## Try it
Restate, word for word, each entry that follows, but skip its pictures.

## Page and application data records
········

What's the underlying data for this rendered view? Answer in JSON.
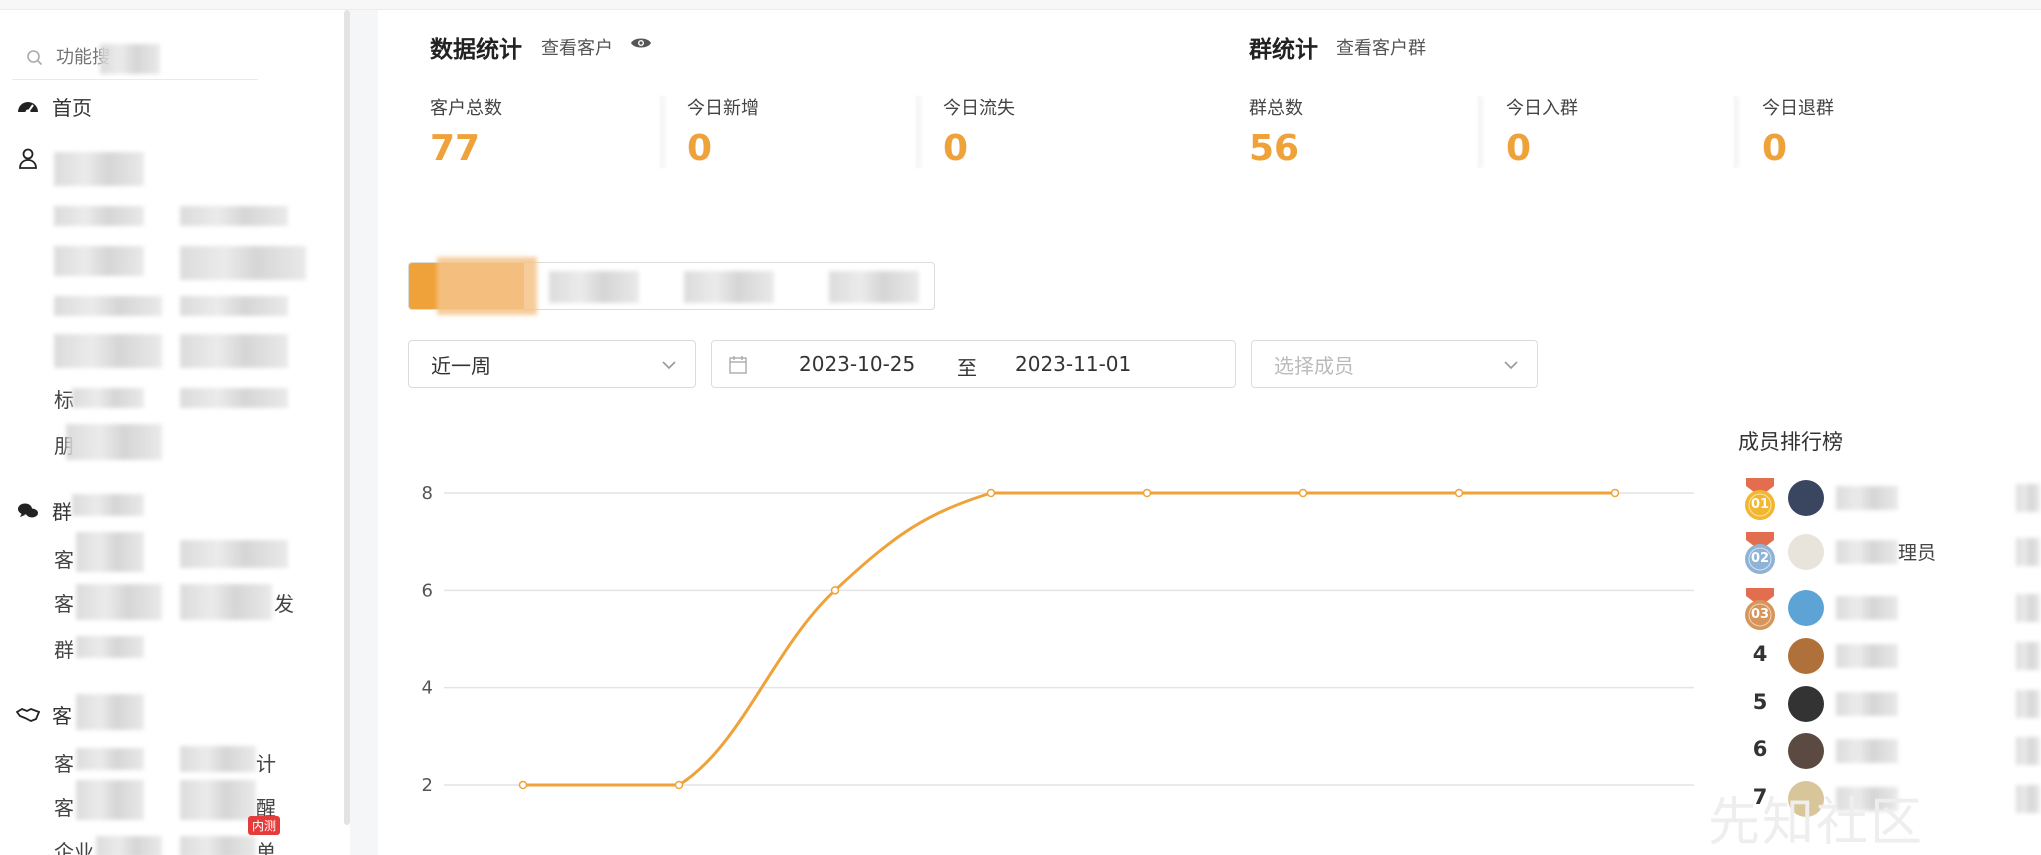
{
  "sidebar": {
    "search_placeholder": "功能搜",
    "home": "首页",
    "customer_section": "客",
    "group_section": "群",
    "group_sub1": "客",
    "group_sub2": "客",
    "group_sub2b": "发",
    "group_sub3": "群",
    "cust_section": "客",
    "cust_sub1": "客",
    "cust_sub1b": "计",
    "cust_sub2": "客",
    "cust_sub2b": "醒",
    "cust_sub3": "企业",
    "cust_sub3b": "单",
    "l1": "标",
    "l2": "朋",
    "badge": "内测"
  },
  "stats": {
    "title": "数据统计",
    "link": "查看客户",
    "items": [
      {
        "label": "客户总数",
        "value": "77"
      },
      {
        "label": "今日新增",
        "value": "0"
      },
      {
        "label": "今日流失",
        "value": "0"
      }
    ]
  },
  "group_stats": {
    "title": "群统计",
    "link": "查看客户群",
    "items": [
      {
        "label": "群总数",
        "value": "56"
      },
      {
        "label": "今日入群",
        "value": "0"
      },
      {
        "label": "今日退群",
        "value": "0"
      }
    ]
  },
  "filters": {
    "period": "近一周",
    "date_from": "2023-10-25",
    "date_sep": "至",
    "date_to": "2023-11-01",
    "member_placeholder": "选择成员"
  },
  "ranking": {
    "title": "成员排行榜",
    "rows": [
      {
        "rank": "01",
        "name": ""
      },
      {
        "rank": "02",
        "name": "理员"
      },
      {
        "rank": "03",
        "name": ""
      },
      {
        "rank": "4",
        "name": ""
      },
      {
        "rank": "5",
        "name": ""
      },
      {
        "rank": "6",
        "name": ""
      },
      {
        "rank": "7",
        "name": ""
      }
    ]
  },
  "watermark": "先知社区",
  "colors": {
    "accent": "#f0a23a",
    "grid": "#e4e4e4"
  },
  "chart_data": {
    "type": "line",
    "x": [
      "",
      "",
      "",
      "",
      "",
      "",
      "",
      ""
    ],
    "series": [
      {
        "values": [
          2,
          2,
          6,
          8,
          8,
          8,
          8,
          8
        ]
      }
    ],
    "yticks": [
      "2",
      "4",
      "6",
      "8"
    ],
    "ylim": [
      2,
      8
    ],
    "grid": true
  }
}
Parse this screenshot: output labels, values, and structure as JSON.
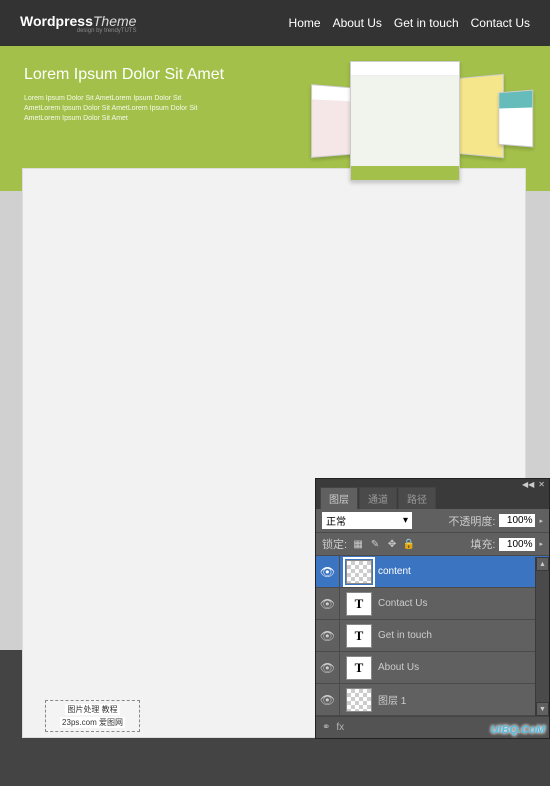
{
  "logo": {
    "bold": "Wordpress",
    "thin": "Theme",
    "sub": "design by trendyTUTS"
  },
  "nav": [
    "Home",
    "About Us",
    "Get in touch",
    "Contact Us"
  ],
  "hero": {
    "title": "Lorem Ipsum Dolor Sit Amet",
    "line1": "Lorem Ipsum Dolor Sit AmetLorem Ipsum Dolor Sit",
    "line2": "AmetLorem Ipsum Dolor Sit AmetLorem Ipsum Dolor Sit",
    "line3": "AmetLorem Ipsum Dolor Sit Amet"
  },
  "badge": {
    "l1": "图片处理 教程",
    "l2": "23ps.com 爱图网"
  },
  "panel": {
    "tabs": [
      "图层",
      "通道",
      "路径"
    ],
    "blend_label": "正常",
    "opacity_label": "不透明度:",
    "opacity_value": "100%",
    "lock_label": "锁定:",
    "fill_label": "填充:",
    "fill_value": "100%",
    "layers": [
      {
        "name": "content",
        "type": "trans",
        "selected": true
      },
      {
        "name": "Contact Us",
        "type": "T"
      },
      {
        "name": "Get in touch",
        "type": "T"
      },
      {
        "name": "About Us",
        "type": "T"
      },
      {
        "name": "图层 1",
        "type": "trans"
      }
    ]
  },
  "watermark": "UiBQ.CoM"
}
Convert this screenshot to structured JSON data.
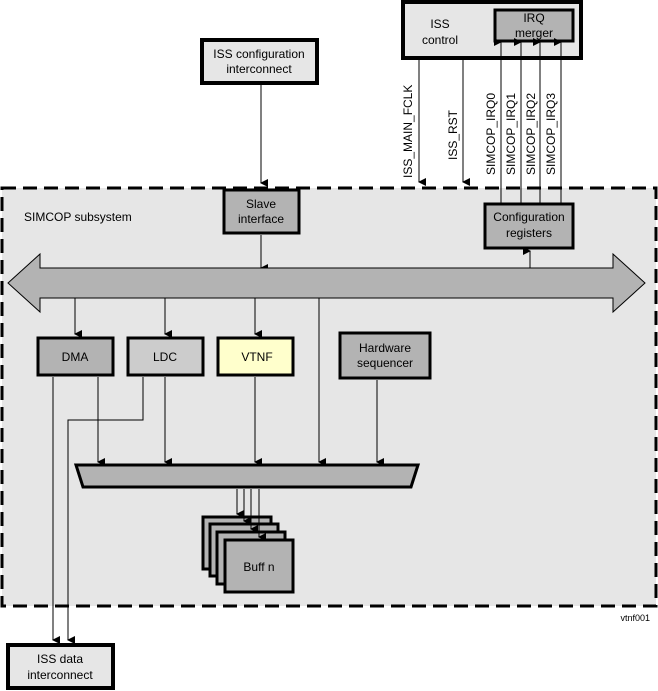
{
  "diagram": {
    "subsystem_label": "SIMCOP subsystem",
    "figure_id": "vtnf001",
    "blocks": {
      "iss_config_interconnect": [
        "ISS configuration",
        "interconnect"
      ],
      "iss_control": [
        "ISS",
        "control"
      ],
      "irq_merger": [
        "IRQ",
        "merger"
      ],
      "slave_interface": [
        "Slave",
        "interface"
      ],
      "config_registers": [
        "Configuration",
        "registers"
      ],
      "dma": [
        "DMA"
      ],
      "ldc": [
        "LDC"
      ],
      "vtnf": [
        "VTNF"
      ],
      "hw_sequencer": [
        "Hardware",
        "sequencer"
      ],
      "buff_n": [
        "Buff n"
      ],
      "iss_data_interconnect": [
        "ISS data",
        "interconnect"
      ]
    },
    "signals": [
      "ISS_MAIN_FCLK",
      "ISS_RST",
      "SIMCOP_IRQ0",
      "SIMCOP_IRQ1",
      "SIMCOP_IRQ2",
      "SIMCOP_IRQ3"
    ],
    "colors": {
      "subsystem_bg": "#e6e6e6",
      "block_light": "#e6e6e6",
      "block_mid": "#cccccc",
      "block_dark": "#b3b3b3",
      "vtnf_highlight": "#ffffcc",
      "bus_fill": "#b3b3b3"
    }
  }
}
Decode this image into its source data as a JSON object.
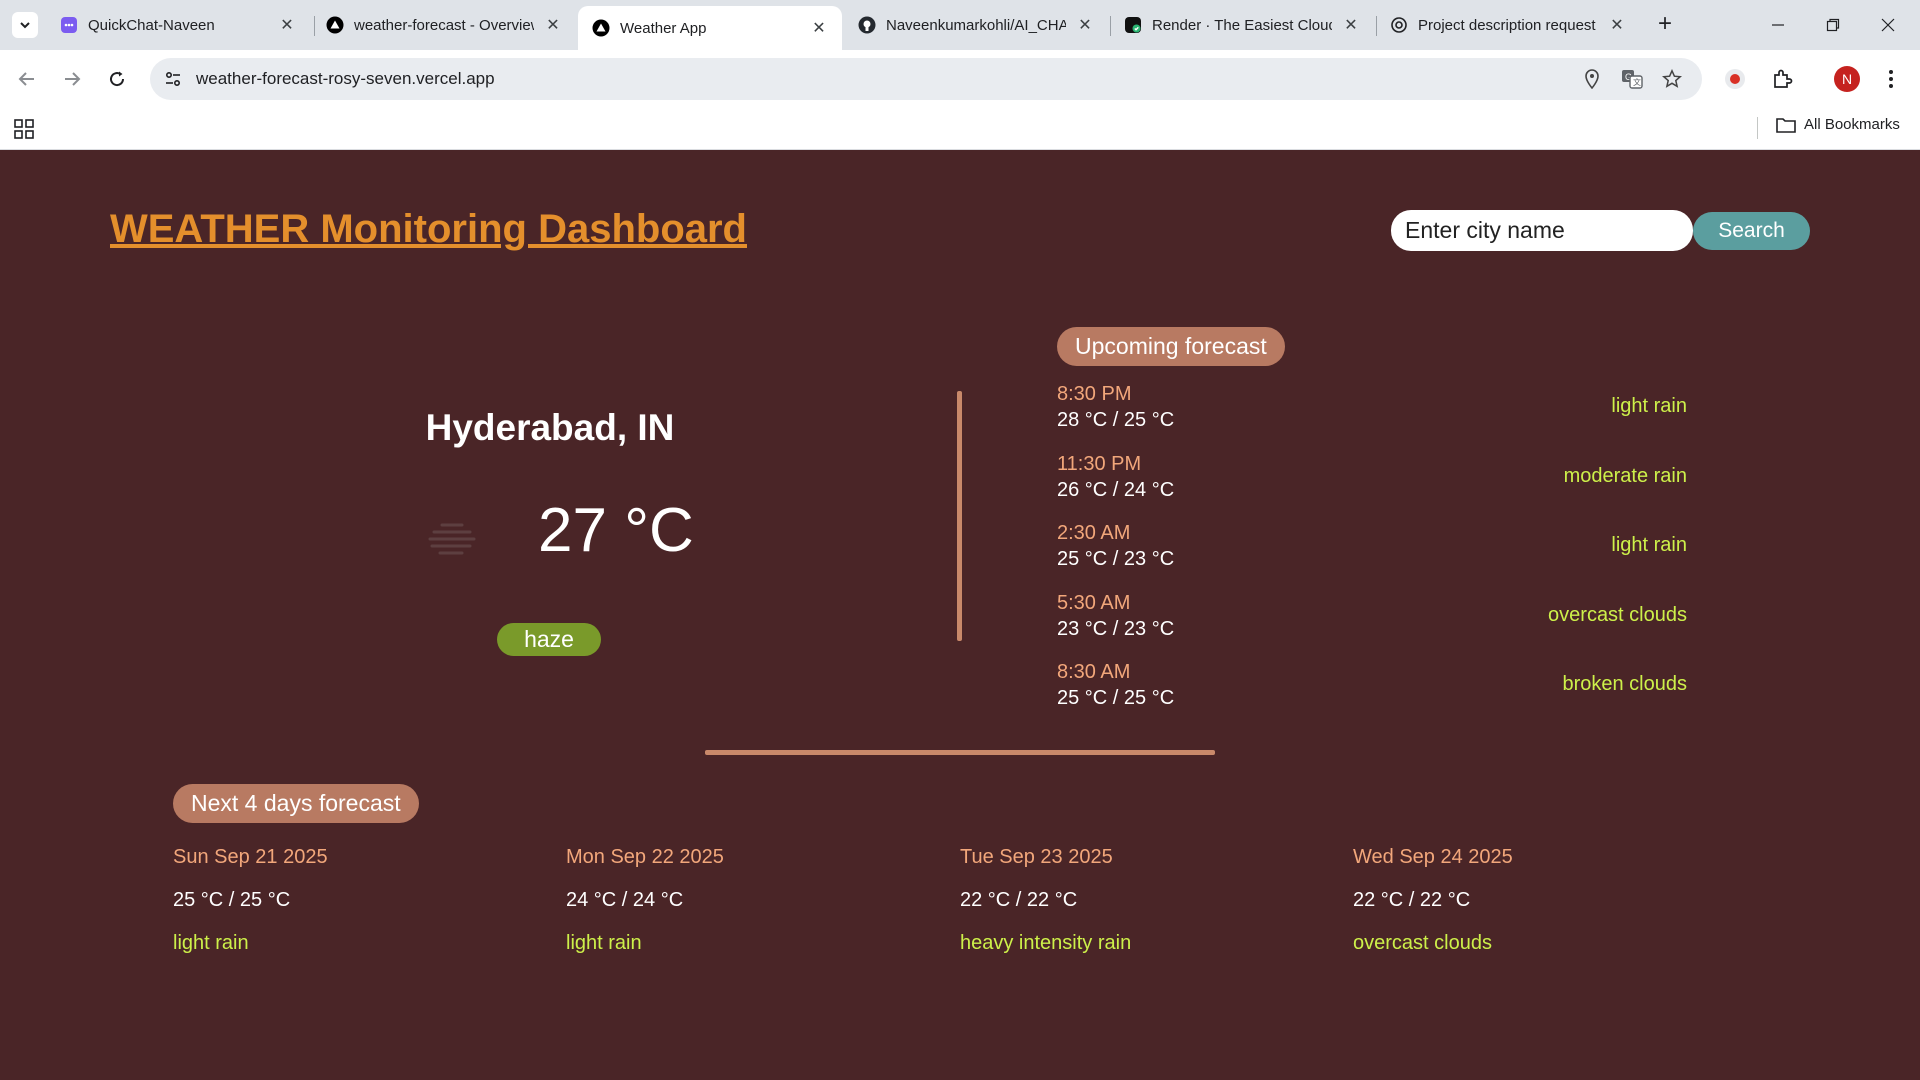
{
  "browser": {
    "tabs": [
      {
        "title": "QuickChat-Naveen",
        "icon": "quickchat-icon"
      },
      {
        "title": "weather-forecast - Overview",
        "icon": "vercel-icon"
      },
      {
        "title": "Weather App",
        "icon": "vercel-icon"
      },
      {
        "title": "Naveenkumarkohli/AI_CHAT",
        "icon": "github-icon"
      },
      {
        "title": "Render · The Easiest Cloud",
        "icon": "render-icon"
      },
      {
        "title": "Project description request",
        "icon": "openai-icon"
      }
    ],
    "active_tab_index": 2,
    "url": "weather-forecast-rosy-seven.vercel.app",
    "profile_initial": "N",
    "bookmarks_label": "All Bookmarks"
  },
  "dashboard": {
    "title": "WEATHER Monitoring Dashboard",
    "search": {
      "placeholder": "Enter city name",
      "button_label": "Search"
    }
  },
  "current": {
    "city": "Hyderabad, IN",
    "temperature": "27 °C",
    "condition": "haze",
    "icon": "haze-icon"
  },
  "upcoming": {
    "heading": "Upcoming forecast",
    "items": [
      {
        "time": "8:30 PM",
        "temps": "28 °C / 25 °C",
        "desc": "light rain"
      },
      {
        "time": "11:30 PM",
        "temps": "26 °C / 24 °C",
        "desc": "moderate rain"
      },
      {
        "time": "2:30 AM",
        "temps": "25 °C / 23 °C",
        "desc": "light rain"
      },
      {
        "time": "5:30 AM",
        "temps": "23 °C / 23 °C",
        "desc": "overcast clouds"
      },
      {
        "time": "8:30 AM",
        "temps": "25 °C / 25 °C",
        "desc": "broken clouds"
      }
    ]
  },
  "next_days": {
    "heading": "Next 4 days forecast",
    "days": [
      {
        "date": "Sun Sep 21 2025",
        "temps": "25 °C / 25 °C",
        "desc": "light rain"
      },
      {
        "date": "Mon Sep 22 2025",
        "temps": "24 °C / 24 °C",
        "desc": "light rain"
      },
      {
        "date": "Tue Sep 23 2025",
        "temps": "22 °C / 22 °C",
        "desc": "heavy intensity rain"
      },
      {
        "date": "Wed Sep 24 2025",
        "temps": "22 °C / 22 °C",
        "desc": "overcast clouds"
      }
    ]
  },
  "colors": {
    "background": "#4a2527",
    "title": "#e48f2c",
    "accent_pill": "#b87a62",
    "divider": "#c9896a",
    "time_text": "#f2a77b",
    "desc_text": "#cdf04a",
    "condition_badge": "#7a9a2a",
    "search_button": "#5b9e9f"
  }
}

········

## Answer to this problem
What's the underlying data for this rendered view? Answer in JSON.
{
  "sidebar": {
    "search_placeholder": "功能搜",
    "home": "首页",
    "customer_section": "客",
    "group_section": "群",
    "group_sub1": "客",
    "group_sub2": "客",
    "group_sub2b": "发",
    "group_sub3": "群",
    "cust_section": "客",
    "cust_sub1": "客",
    "cust_sub1b": "计",
    "cust_sub2": "客",
    "cust_sub2b": "醒",
    "cust_sub3": "企业",
    "cust_sub3b": "单",
    "l1": "标",
    "l2": "朋",
    "badge": "内测"
  },
  "stats": {
    "title": "数据统计",
    "link": "查看客户",
    "items": [
      {
        "label": "客户总数",
        "value": "77"
      },
      {
        "label": "今日新增",
        "value": "0"
      },
      {
        "label": "今日流失",
        "value": "0"
      }
    ]
  },
  "group_stats": {
    "title": "群统计",
    "link": "查看客户群",
    "items": [
      {
        "label": "群总数",
        "value": "56"
      },
      {
        "label": "今日入群",
        "value": "0"
      },
      {
        "label": "今日退群",
        "value": "0"
      }
    ]
  },
  "filters": {
    "period": "近一周",
    "date_from": "2023-10-25",
    "date_sep": "至",
    "date_to": "2023-11-01",
    "member_placeholder": "选择成员"
  },
  "ranking": {
    "title": "成员排行榜",
    "rows": [
      {
        "rank": "01",
        "name": ""
      },
      {
        "rank": "02",
        "name": "理员"
      },
      {
        "rank": "03",
        "name": ""
      },
      {
        "rank": "4",
        "name": ""
      },
      {
        "rank": "5",
        "name": ""
      },
      {
        "rank": "6",
        "name": ""
      },
      {
        "rank": "7",
        "name": ""
      }
    ]
  },
  "watermark": "先知社区",
  "colors": {
    "accent": "#f0a23a",
    "grid": "#e4e4e4"
  },
  "chart_data": {
    "type": "line",
    "x": [
      "",
      "",
      "",
      "",
      "",
      "",
      "",
      ""
    ],
    "series": [
      {
        "values": [
          2,
          2,
          6,
          8,
          8,
          8,
          8,
          8
        ]
      }
    ],
    "yticks": [
      "2",
      "4",
      "6",
      "8"
    ],
    "ylim": [
      2,
      8
    ],
    "grid": true
  }
}
Parse this screenshot: output labels, values, and structure as JSON.
{
  "logo": {
    "bold": "Wordpress",
    "thin": "Theme",
    "sub": "design by trendyTUTS"
  },
  "nav": [
    "Home",
    "About Us",
    "Get in touch",
    "Contact Us"
  ],
  "hero": {
    "title": "Lorem Ipsum Dolor Sit Amet",
    "line1": "Lorem Ipsum Dolor Sit AmetLorem Ipsum Dolor Sit",
    "line2": "AmetLorem Ipsum Dolor Sit AmetLorem Ipsum Dolor Sit",
    "line3": "AmetLorem Ipsum Dolor Sit Amet"
  },
  "badge": {
    "l1": "图片处理 教程",
    "l2": "23ps.com 爱图网"
  },
  "panel": {
    "tabs": [
      "图层",
      "通道",
      "路径"
    ],
    "blend_label": "正常",
    "opacity_label": "不透明度:",
    "opacity_value": "100%",
    "lock_label": "锁定:",
    "fill_label": "填充:",
    "fill_value": "100%",
    "layers": [
      {
        "name": "content",
        "type": "trans",
        "selected": true
      },
      {
        "name": "Contact Us",
        "type": "T"
      },
      {
        "name": "Get in touch",
        "type": "T"
      },
      {
        "name": "About Us",
        "type": "T"
      },
      {
        "name": "图层 1",
        "type": "trans"
      }
    ]
  },
  "watermark": "UiBQ.CoM"
}
Convert this screenshot to structured JSON data.
{
  "diagram": {
    "subsystem_label": "SIMCOP subsystem",
    "figure_id": "vtnf001",
    "blocks": {
      "iss_config_interconnect": [
        "ISS configuration",
        "interconnect"
      ],
      "iss_control": [
        "ISS",
        "control"
      ],
      "irq_merger": [
        "IRQ",
        "merger"
      ],
      "slave_interface": [
        "Slave",
        "interface"
      ],
      "config_registers": [
        "Configuration",
        "registers"
      ],
      "dma": [
        "DMA"
      ],
      "ldc": [
        "LDC"
      ],
      "vtnf": [
        "VTNF"
      ],
      "hw_sequencer": [
        "Hardware",
        "sequencer"
      ],
      "buff_n": [
        "Buff n"
      ],
      "iss_data_interconnect": [
        "ISS data",
        "interconnect"
      ]
    },
    "signals": [
      "ISS_MAIN_FCLK",
      "ISS_RST",
      "SIMCOP_IRQ0",
      "SIMCOP_IRQ1",
      "SIMCOP_IRQ2",
      "SIMCOP_IRQ3"
    ],
    "colors": {
      "subsystem_bg": "#e6e6e6",
      "block_light": "#e6e6e6",
      "block_mid": "#cccccc",
      "block_dark": "#b3b3b3",
      "vtnf_highlight": "#ffffcc",
      "bus_fill": "#b3b3b3"
    }
  }
}
Decode this image into its source data as a JSON object.
{
  "browser": {
    "tabs": [
      {
        "title": "QuickChat-Naveen",
        "icon": "quickchat-icon"
      },
      {
        "title": "weather-forecast - Overview",
        "icon": "vercel-icon"
      },
      {
        "title": "Weather App",
        "icon": "vercel-icon"
      },
      {
        "title": "Naveenkumarkohli/AI_CHAT",
        "icon": "github-icon"
      },
      {
        "title": "Render · The Easiest Cloud",
        "icon": "render-icon"
      },
      {
        "title": "Project description request",
        "icon": "openai-icon"
      }
    ],
    "active_tab_index": 2,
    "url": "weather-forecast-rosy-seven.vercel.app",
    "profile_initial": "N",
    "bookmarks_label": "All Bookmarks"
  },
  "dashboard": {
    "title": "WEATHER Monitoring Dashboard",
    "search": {
      "placeholder": "Enter city name",
      "button_label": "Search"
    }
  },
  "current": {
    "city": "Hyderabad, IN",
    "temperature": "27 °C",
    "condition": "haze",
    "icon": "haze-icon"
  },
  "upcoming": {
    "heading": "Upcoming forecast",
    "items": [
      {
        "time": "8:30 PM",
        "temps": "28 °C / 25 °C",
        "desc": "light rain"
      },
      {
        "time": "11:30 PM",
        "temps": "26 °C / 24 °C",
        "desc": "moderate rain"
      },
      {
        "time": "2:30 AM",
        "temps": "25 °C / 23 °C",
        "desc": "light rain"
      },
      {
        "time": "5:30 AM",
        "temps": "23 °C / 23 °C",
        "desc": "overcast clouds"
      },
      {
        "time": "8:30 AM",
        "temps": "25 °C / 25 °C",
        "desc": "broken clouds"
      }
    ]
  },
  "next_days": {
    "heading": "Next 4 days forecast",
    "days": [
      {
        "date": "Sun Sep 21 2025",
        "temps": "25 °C / 25 °C",
        "desc": "light rain"
      },
      {
        "date": "Mon Sep 22 2025",
        "temps": "24 °C / 24 °C",
        "desc": "light rain"
      },
      {
        "date": "Tue Sep 23 2025",
        "temps": "22 °C / 22 °C",
        "desc": "heavy intensity rain"
      },
      {
        "date": "Wed Sep 24 2025",
        "temps": "22 °C / 22 °C",
        "desc": "overcast clouds"
      }
    ]
  },
  "colors": {
    "background": "#4a2527",
    "title": "#e48f2c",
    "accent_pill": "#b87a62",
    "divider": "#c9896a",
    "time_text": "#f2a77b",
    "desc_text": "#cdf04a",
    "condition_badge": "#7a9a2a",
    "search_button": "#5b9e9f"
  }
}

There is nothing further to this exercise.